As professional engineer who develop industrial chiller, he must be familiar with the many aspect of the materials used into the chillers.

All of us know that one chiller cannot control every heat load. For example the low temperature chillers are designed to cool to very low temperatures while others are designed for only mid-range applications. Some designs can support very high flow rates of fluid while other may be designed for just a trickle of fluid. The same issues apply with ambient temperatures. Some chillers use refrigerant suited for a high ambient temperature environment while other refrigerants are formulated for cooler conditions.

Also, chiller engineers must know the difference between many kinds of coolant, such as R404A, R134a, R407c. And they must know which kind of coolant must be used for a specific chiller.
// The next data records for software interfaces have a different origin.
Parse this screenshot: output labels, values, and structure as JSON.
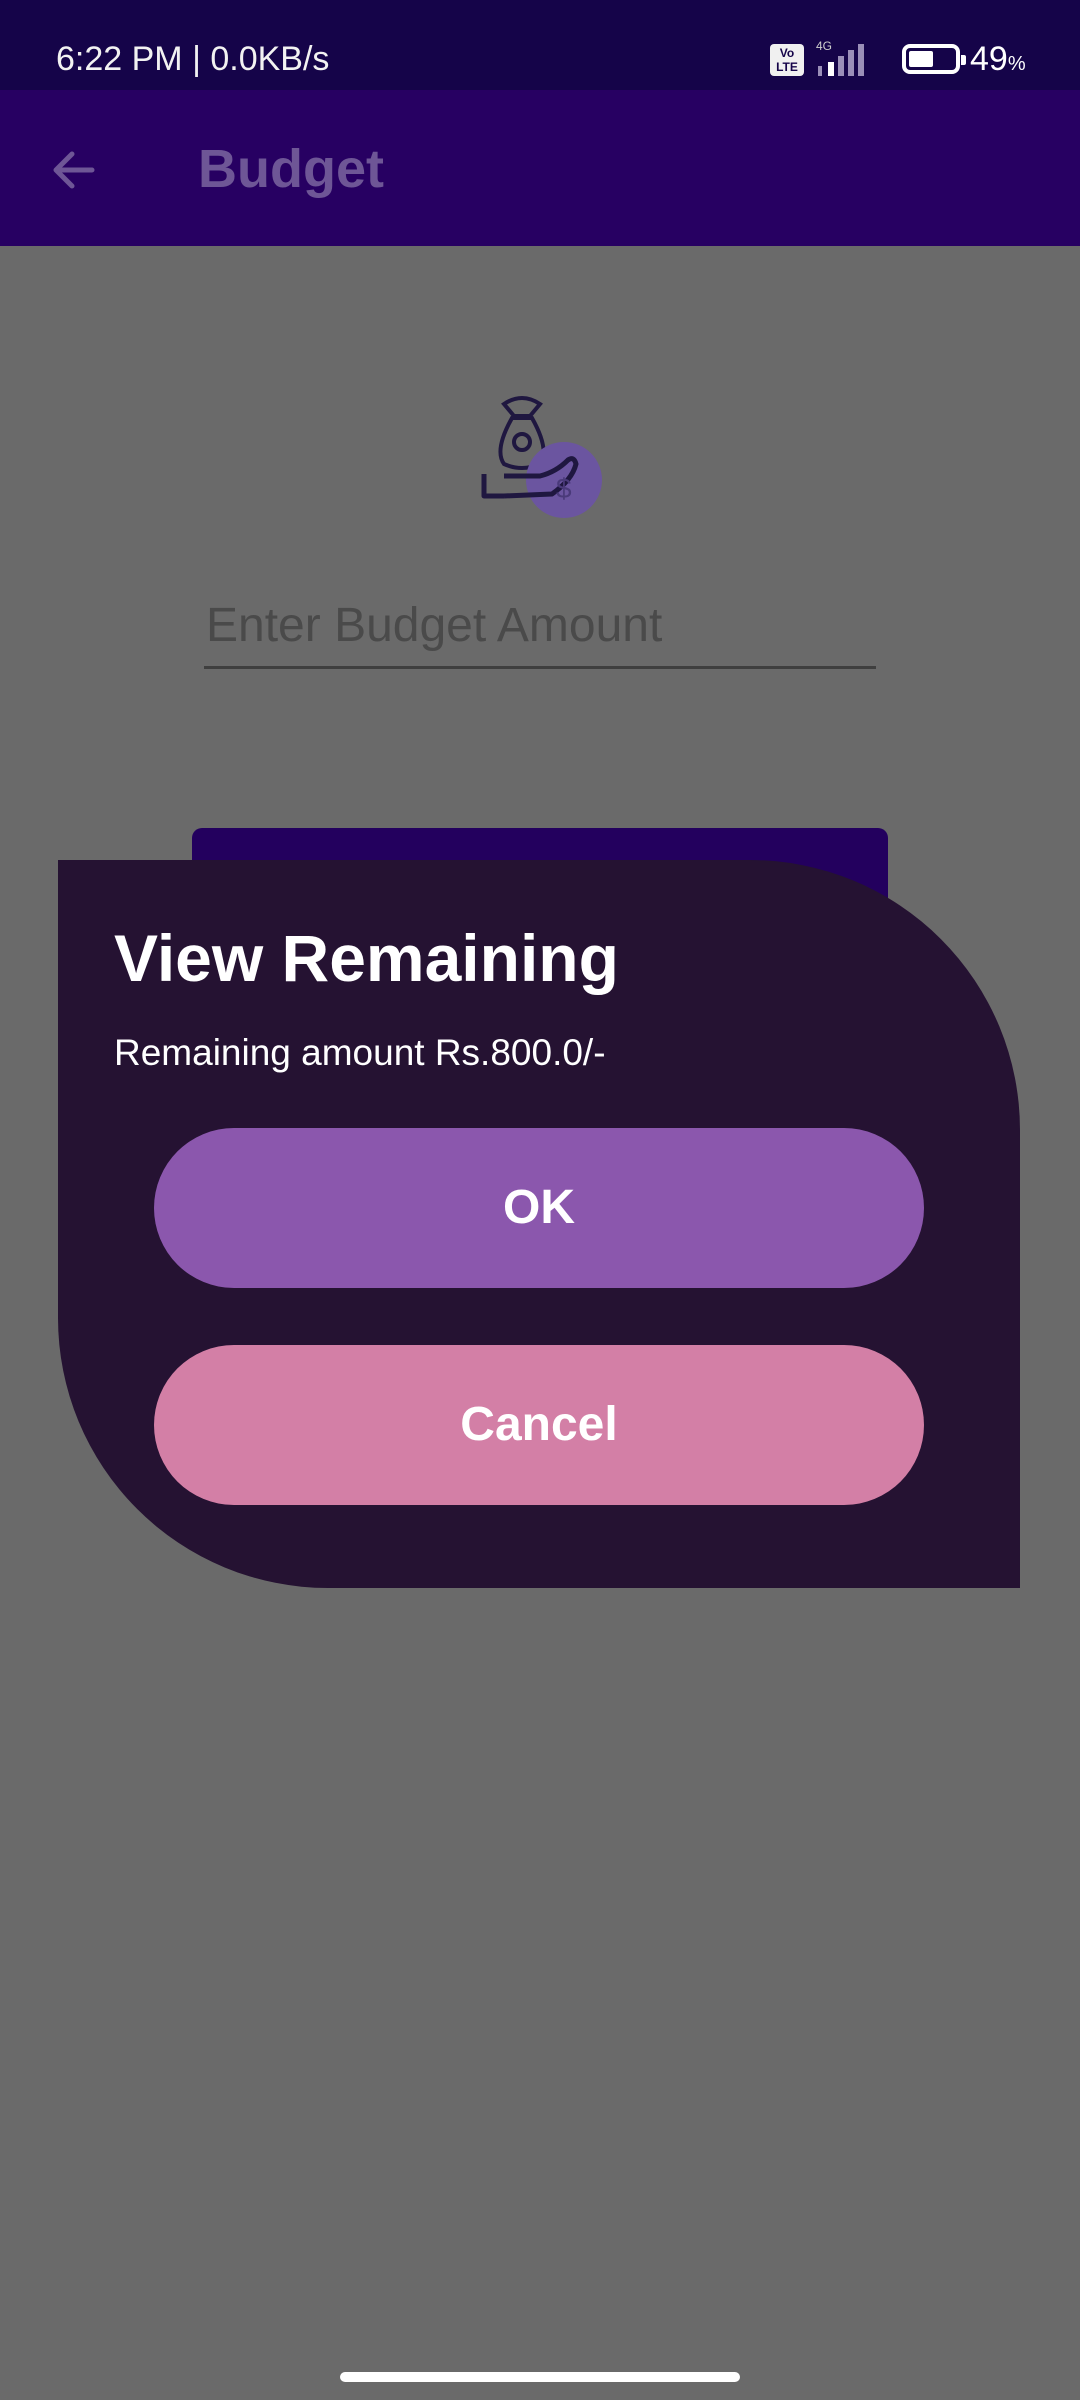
{
  "status_bar": {
    "time_speed": "6:22 PM | 0.0KB/s",
    "volte": "Vo LTE",
    "network": "4G",
    "battery_percent": "49",
    "battery_unit": "%",
    "battery_level": 0.49
  },
  "app_bar": {
    "title": "Budget",
    "back_icon": "arrow-back-icon"
  },
  "page": {
    "icon": "money-bag-hand-icon",
    "budget_input_placeholder": "Enter Budget Amount"
  },
  "dialog": {
    "title": "View Remaining",
    "message": "Remaining amount Rs.800.0/-",
    "ok_label": "OK",
    "cancel_label": "Cancel"
  },
  "colors": {
    "status_bar": "#150449",
    "app_bar": "#270062",
    "scrim": "#6a6a6a",
    "dialog_bg": "#251232",
    "ok_button": "#8b57ad",
    "cancel_button": "#d37fa6"
  }
}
Engineers must also consider the fluid being cooled. Distilled water or di-ionized water requires different conditions than tap water. DI and distilled water can cause the breakdown of metal they come in contact with. In cases like this the chiller is designed with no brass, copper or mild steel components that would come in contact with the water, instead, plastic or stainless steel are used. This eliminates the corrosive effects of the fluid.